Art has always been expensive. It takes time and effort to become competent in singing, dancing or making images, let alone to excel. Artworks often demand resources, such as pigment or stone, that take time and effort to obtain.
Yet music, dance, image-making and other aesthetic practices are universal. Some at least are also ancient: the animal images in the Chauvet cave of southern France may have been created 30,000 years ago; statuettes found in Germany may be 40,000 years old, while ostrich shells engraved with patterns in South Africa may be twice that age. Art marks us out from other hominins in the archaeological record.
It looks as though it might have been a distinguishing feature of our evolution as a species, too. Our deep ancestors seem to have become our ancestors while investing much of their energies in activities more directly connected with aesthetics than the essentials of life. They were not outcompeted by palaeophilistines who pursued survival and reproduction without dancing round the fire or making shapes upon surfaces. The other hominins went extinct. Art must have been worth its price.
That is a powerfully alluring proposition, because it holds out the possibility of identifying something we are very proud of as a fundamental part of what we have evolved to be. But the more strongly the connection between art and evolution impresses itself on us, the more we are faced with fundamental questions about that relationship. Was artistic behaviour an evolved adaptation? Has art helped its practitioners leave more descendants, and have the proportions of art-facilitating gene variants in human populations increased as a result? Or was it a by-product of more general selective processes? And just what is art anyway?
In a field dense with hobby-horses and portentous musings, philosopher Stephen Davies does sterling work for clarity as he outlines the concepts, the problems and the difficulties with all the available explanations. In the humanities, his main criticism is of scholars who want to establish an evolutionary basis for art because they feel that a biological foundation makes their subject more significant, but shirk the necessary rigour. In search of substance they look to science.

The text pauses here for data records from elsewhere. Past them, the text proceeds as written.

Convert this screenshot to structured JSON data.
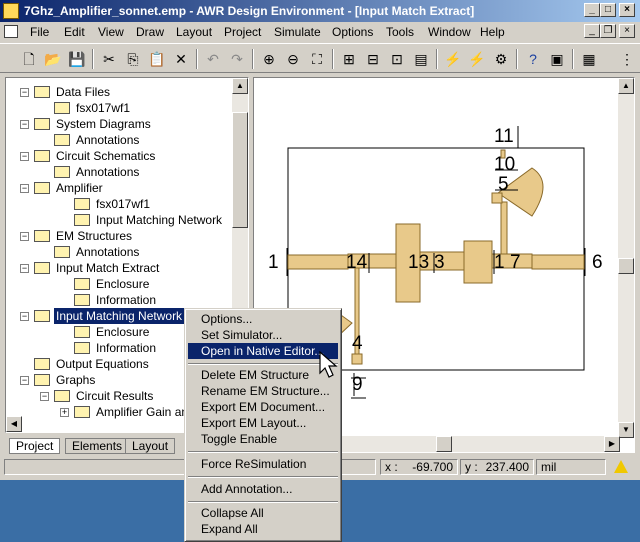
{
  "window": {
    "title": "7Ghz_Amplifier_sonnet.emp - AWR Design Environment - [Input Match Extract]"
  },
  "menubar": {
    "items": [
      "File",
      "Edit",
      "View",
      "Draw",
      "Layout",
      "Project",
      "Simulate",
      "Options",
      "Tools",
      "Window",
      "Help"
    ]
  },
  "tree": {
    "items": [
      {
        "label": "Data Files",
        "icon": "folder-icon"
      },
      {
        "label": "fsx017wf1",
        "icon": "data-file-icon"
      },
      {
        "label": "System Diagrams",
        "icon": "system-diagram-icon"
      },
      {
        "label": "Annotations",
        "icon": "annotation-icon"
      },
      {
        "label": "Circuit Schematics",
        "icon": "schematic-icon"
      },
      {
        "label": "Annotations",
        "icon": "annotation-icon"
      },
      {
        "label": "Amplifier",
        "icon": "schematic-icon"
      },
      {
        "label": "fsx017wf1",
        "icon": "data-file-icon"
      },
      {
        "label": "Input Matching Network",
        "icon": "subcircuit-icon"
      },
      {
        "label": "EM Structures",
        "icon": "em-structures-icon"
      },
      {
        "label": "Annotations",
        "icon": "annotation-icon"
      },
      {
        "label": "Input Match Extract",
        "icon": "em-structure-icon"
      },
      {
        "label": "Enclosure",
        "icon": "folder-icon"
      },
      {
        "label": "Information",
        "icon": "info-icon"
      },
      {
        "label": "Input Matching Network EM",
        "icon": "em-structure-icon"
      },
      {
        "label": "Enclosure",
        "icon": "folder-icon"
      },
      {
        "label": "Information",
        "icon": "info-icon"
      },
      {
        "label": "Output Equations",
        "icon": "equation-icon"
      },
      {
        "label": "Graphs",
        "icon": "graph-icon"
      },
      {
        "label": "Circuit Results",
        "icon": "folder-icon"
      },
      {
        "label": "Amplifier Gain and",
        "icon": "graph-icon"
      }
    ]
  },
  "tabs": [
    "Project",
    "Elements",
    "Layout"
  ],
  "layout_view": {
    "ports": [
      "1",
      "14",
      "13",
      "3",
      "1",
      "7",
      "6",
      "11",
      "10",
      "5",
      "4",
      "9"
    ]
  },
  "context_menu": {
    "items": [
      "Options...",
      "Set Simulator...",
      "Open in Native Editor...",
      "Delete EM Structure",
      "Rename EM Structure...",
      "Export EM Document...",
      "Export EM Layout...",
      "Toggle Enable",
      "Force ReSimulation",
      "Add Annotation...",
      "Collapse All",
      "Expand All"
    ],
    "highlighted": "Open in Native Editor..."
  },
  "status": {
    "x_label": "x :",
    "x_value": "-69.700",
    "y_label": "y :",
    "y_value": "237.400",
    "units": "mil"
  },
  "colors": {
    "title_start": "#0a246a",
    "title_end": "#a6caf0",
    "trace_fill": "#e8c98a",
    "trace_stroke": "#8a6a2a",
    "desktop": "#3a6ea5"
  }
}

On the other hand, he finds many scientists to be naive in their views of aesthetics, criticising their tendency to count any perceptual preference as an aesthetic choice. There are bees in New Zealand that visit white flowers in preference to yellow ones of the same species, but an arbitrary choice is not the same as an aesthetic one. Unless you assert that a sense of beauty is a uniquely human quality, you have to draw the line somewhere. Davies is inclined to attribute aesthetic capacities to cats but not to birds - asking difficult questions in this domain often leaves you back where you started, relying on intuition.

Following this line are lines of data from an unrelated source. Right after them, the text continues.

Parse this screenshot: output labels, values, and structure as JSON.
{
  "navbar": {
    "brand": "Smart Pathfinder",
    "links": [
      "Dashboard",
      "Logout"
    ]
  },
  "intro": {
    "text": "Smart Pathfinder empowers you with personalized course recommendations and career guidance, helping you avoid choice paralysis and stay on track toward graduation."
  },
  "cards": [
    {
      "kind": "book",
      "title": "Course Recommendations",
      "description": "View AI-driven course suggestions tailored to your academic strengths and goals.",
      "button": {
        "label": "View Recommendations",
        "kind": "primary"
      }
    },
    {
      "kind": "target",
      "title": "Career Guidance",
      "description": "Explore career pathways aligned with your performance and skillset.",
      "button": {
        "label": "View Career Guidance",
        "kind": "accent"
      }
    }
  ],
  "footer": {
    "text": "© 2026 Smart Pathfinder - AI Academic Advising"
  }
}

Dissatisfied also with evolutionary psychology's concentration on courtship and mating, Davies looks towards a new evolutionary view of human nature that sees more to human beauty than sexual attraction. Human beauty, he argues, is "much more about social presentation and and self-definition than about mate selection". Unsurprisingly, he finds the idea that art is about sexual advertising to be inadequate too.
Having gone through one art-form and theory after another, he ends up doubtful that art is an evolved adaptation. Rather, it is likely to be the product of other adaptations, such as "intelligence, imagination, humor, sociality, emotionality, inventiveness, curiosity". However, he is no doubt that art provides important ways to signal fitness; which makes it a cost that everybody must incur, at least to some degree.
Perhaps art is too narrow a concept, and we should be thinking about a wider range of aesthetic performance. But the nature of art remains a nagging question. Certainty may well be confined to Alec Baldwin's character in the comedy show 30 Rock, whose answer finds support in Chauvet and other Palaeolithic s howpieces. "I know what art is!" he exclaims. "It's paintings of horses!"